Page and application data records
○ ○ ○ ○
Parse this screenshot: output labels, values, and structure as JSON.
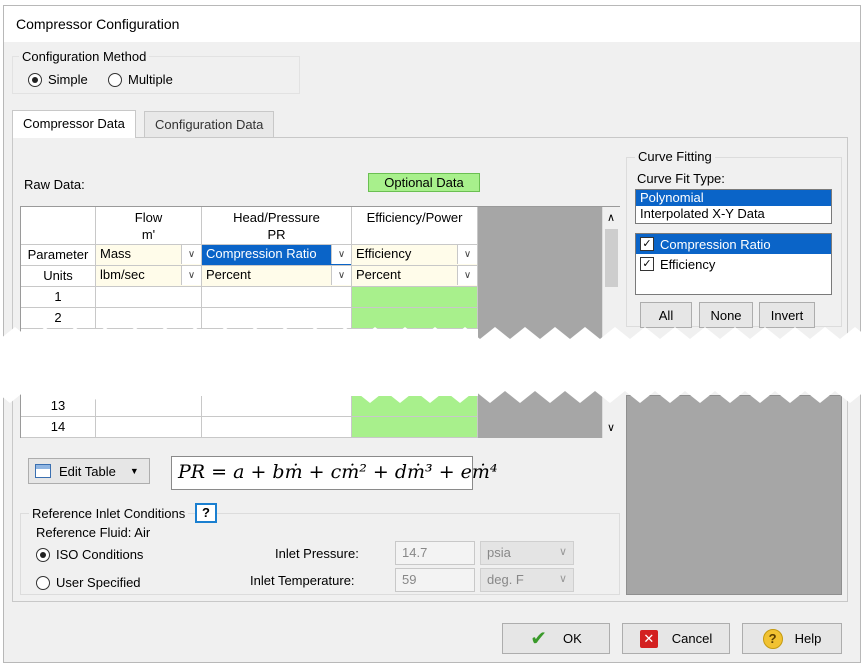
{
  "window": {
    "title": "Compressor Configuration"
  },
  "config_method": {
    "label": "Configuration Method",
    "options": [
      {
        "label": "Simple",
        "selected": true
      },
      {
        "label": "Multiple",
        "selected": false
      }
    ]
  },
  "tabs": [
    {
      "label": "Compressor Data",
      "active": true
    },
    {
      "label": "Configuration Data",
      "active": false
    }
  ],
  "raw_data": {
    "label": "Raw Data:",
    "optional_label": "Optional Data",
    "columns": [
      {
        "line1": "Flow",
        "line2": "m'"
      },
      {
        "line1": "Head/Pressure",
        "line2": "PR"
      },
      {
        "line1": "Efficiency/Power",
        "line2": ""
      }
    ],
    "parameter_label": "Parameter",
    "units_label": "Units",
    "parameters": [
      "Mass",
      "Compression Ratio",
      "Efficiency"
    ],
    "units": [
      "lbm/sec",
      "Percent",
      "Percent"
    ],
    "row_numbers": [
      "1",
      "2",
      "13",
      "14"
    ]
  },
  "edit_table": {
    "label": "Edit Table"
  },
  "formula": "PR = a + bṁ + cṁ² + dṁ³ + eṁ⁴",
  "curve_fitting": {
    "label": "Curve Fitting",
    "type_label": "Curve Fit Type:",
    "types": [
      {
        "label": "Polynomial",
        "selected": true
      },
      {
        "label": "Interpolated X-Y Data",
        "selected": false
      }
    ],
    "curves": [
      {
        "label": "Compression Ratio",
        "checked": true,
        "selected": true
      },
      {
        "label": "Efficiency",
        "checked": true,
        "selected": false
      }
    ],
    "buttons": {
      "all": "All",
      "none": "None",
      "invert": "Invert"
    }
  },
  "reference": {
    "label": "Reference Inlet Conditions",
    "help": "?",
    "fluid": "Reference Fluid: Air",
    "options": [
      {
        "label": "ISO Conditions",
        "selected": true
      },
      {
        "label": "User Specified",
        "selected": false
      }
    ],
    "inlet_pressure": {
      "label": "Inlet Pressure:",
      "value": "14.7",
      "unit": "psia"
    },
    "inlet_temperature": {
      "label": "Inlet Temperature:",
      "value": "59",
      "unit": "deg. F"
    }
  },
  "footer": {
    "ok": "OK",
    "cancel": "Cancel",
    "help": "Help"
  },
  "colors": {
    "optional": "#a8f08c",
    "selection": "#0a64c8",
    "cream": "#fffcea",
    "unused": "#a6a6a6"
  }
}
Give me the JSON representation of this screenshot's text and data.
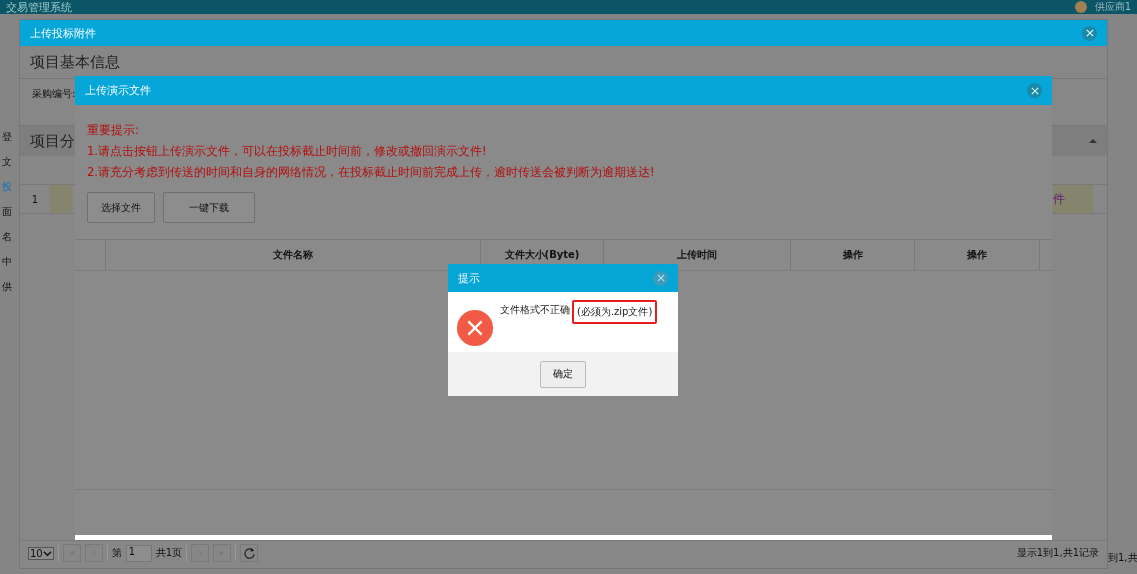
{
  "app": {
    "title": "交易管理系统",
    "user": "供应商1",
    "sidebar_items": [
      {
        "label": "登",
        "selected": false
      },
      {
        "label": "文",
        "selected": false
      },
      {
        "label": "投",
        "selected": true
      },
      {
        "label": "面",
        "selected": false
      },
      {
        "label": "名",
        "selected": false
      },
      {
        "label": "中",
        "selected": false
      },
      {
        "label": "供",
        "selected": false
      }
    ],
    "footer_text": "到1,共"
  },
  "attachment_dialog": {
    "title": "上传投标附件",
    "section_title": "项目基本信息",
    "field_label": "采购编号:",
    "section2_title": "项目分",
    "row_index": "1",
    "cell_text": "件",
    "pagination": {
      "page_size": "10",
      "page_label": "第",
      "page": "1",
      "total_pages": "共1页",
      "summary": "显示1到1,共1记录"
    }
  },
  "upload_dialog": {
    "title": "上传演示文件",
    "notice_title": "重要提示:",
    "notices": [
      "1.请点击按钮上传演示文件，可以在投标截止时间前，修改或撤回演示文件!",
      "2.请充分考虑到传送的时间和自身的网络情况，在投标截止时间前完成上传，逾时传送会被判断为逾期送达!"
    ],
    "buttons": [
      "选择文件",
      "一键下载"
    ],
    "columns": [
      "文件名称",
      "文件大小(Byte)",
      "上传时间",
      "操作",
      "操作"
    ]
  },
  "alert": {
    "title": "提示",
    "message": "文件格式不正确",
    "highlight": "(必须为.zip文件)",
    "button": "确定"
  }
}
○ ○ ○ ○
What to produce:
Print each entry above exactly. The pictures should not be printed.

Task result:
Parse this screenshot: output labels, values, and structure as JSON.
{
  "window": {
    "title": "Compressor Configuration"
  },
  "config_method": {
    "label": "Configuration Method",
    "options": [
      {
        "label": "Simple",
        "selected": true
      },
      {
        "label": "Multiple",
        "selected": false
      }
    ]
  },
  "tabs": [
    {
      "label": "Compressor Data",
      "active": true
    },
    {
      "label": "Configuration Data",
      "active": false
    }
  ],
  "raw_data": {
    "label": "Raw Data:",
    "optional_label": "Optional Data",
    "columns": [
      {
        "line1": "Flow",
        "line2": "m'"
      },
      {
        "line1": "Head/Pressure",
        "line2": "PR"
      },
      {
        "line1": "Efficiency/Power",
        "line2": ""
      }
    ],
    "parameter_label": "Parameter",
    "units_label": "Units",
    "parameters": [
      "Mass",
      "Compression Ratio",
      "Efficiency"
    ],
    "units": [
      "lbm/sec",
      "Percent",
      "Percent"
    ],
    "row_numbers": [
      "1",
      "2",
      "13",
      "14"
    ]
  },
  "edit_table": {
    "label": "Edit Table"
  },
  "formula": "PR = a + bṁ + cṁ² + dṁ³ + eṁ⁴",
  "curve_fitting": {
    "label": "Curve Fitting",
    "type_label": "Curve Fit Type:",
    "types": [
      {
        "label": "Polynomial",
        "selected": true
      },
      {
        "label": "Interpolated X-Y Data",
        "selected": false
      }
    ],
    "curves": [
      {
        "label": "Compression Ratio",
        "checked": true,
        "selected": true
      },
      {
        "label": "Efficiency",
        "checked": true,
        "selected": false
      }
    ],
    "buttons": {
      "all": "All",
      "none": "None",
      "invert": "Invert"
    }
  },
  "reference": {
    "label": "Reference Inlet Conditions",
    "help": "?",
    "fluid": "Reference Fluid: Air",
    "options": [
      {
        "label": "ISO Conditions",
        "selected": true
      },
      {
        "label": "User Specified",
        "selected": false
      }
    ],
    "inlet_pressure": {
      "label": "Inlet Pressure:",
      "value": "14.7",
      "unit": "psia"
    },
    "inlet_temperature": {
      "label": "Inlet Temperature:",
      "value": "59",
      "unit": "deg. F"
    }
  },
  "footer": {
    "ok": "OK",
    "cancel": "Cancel",
    "help": "Help"
  },
  "colors": {
    "optional": "#a8f08c",
    "selection": "#0a64c8",
    "cream": "#fffcea",
    "unused": "#a6a6a6"
  }
}
Give me the JSON representation of this screenshot's text and data.
{
  "app": {
    "title": "交易管理系统",
    "user": "供应商1",
    "sidebar_items": [
      {
        "label": "登",
        "selected": false
      },
      {
        "label": "文",
        "selected": false
      },
      {
        "label": "投",
        "selected": true
      },
      {
        "label": "面",
        "selected": false
      },
      {
        "label": "名",
        "selected": false
      },
      {
        "label": "中",
        "selected": false
      },
      {
        "label": "供",
        "selected": false
      }
    ],
    "footer_text": "到1,共"
  },
  "attachment_dialog": {
    "title": "上传投标附件",
    "section_title": "项目基本信息",
    "field_label": "采购编号:",
    "section2_title": "项目分",
    "row_index": "1",
    "cell_text": "件",
    "pagination": {
      "page_size": "10",
      "page_label": "第",
      "page": "1",
      "total_pages": "共1页",
      "summary": "显示1到1,共1记录"
    }
  },
  "upload_dialog": {
    "title": "上传演示文件",
    "notice_title": "重要提示:",
    "notices": [
      "1.请点击按钮上传演示文件，可以在投标截止时间前，修改或撤回演示文件!",
      "2.请充分考虑到传送的时间和自身的网络情况，在投标截止时间前完成上传，逾时传送会被判断为逾期送达!"
    ],
    "buttons": [
      "选择文件",
      "一键下载"
    ],
    "columns": [
      "文件名称",
      "文件大小(Byte)",
      "上传时间",
      "操作",
      "操作"
    ]
  },
  "alert": {
    "title": "提示",
    "message": "文件格式不正确",
    "highlight": "(必须为.zip文件)",
    "button": "确定"
  }
}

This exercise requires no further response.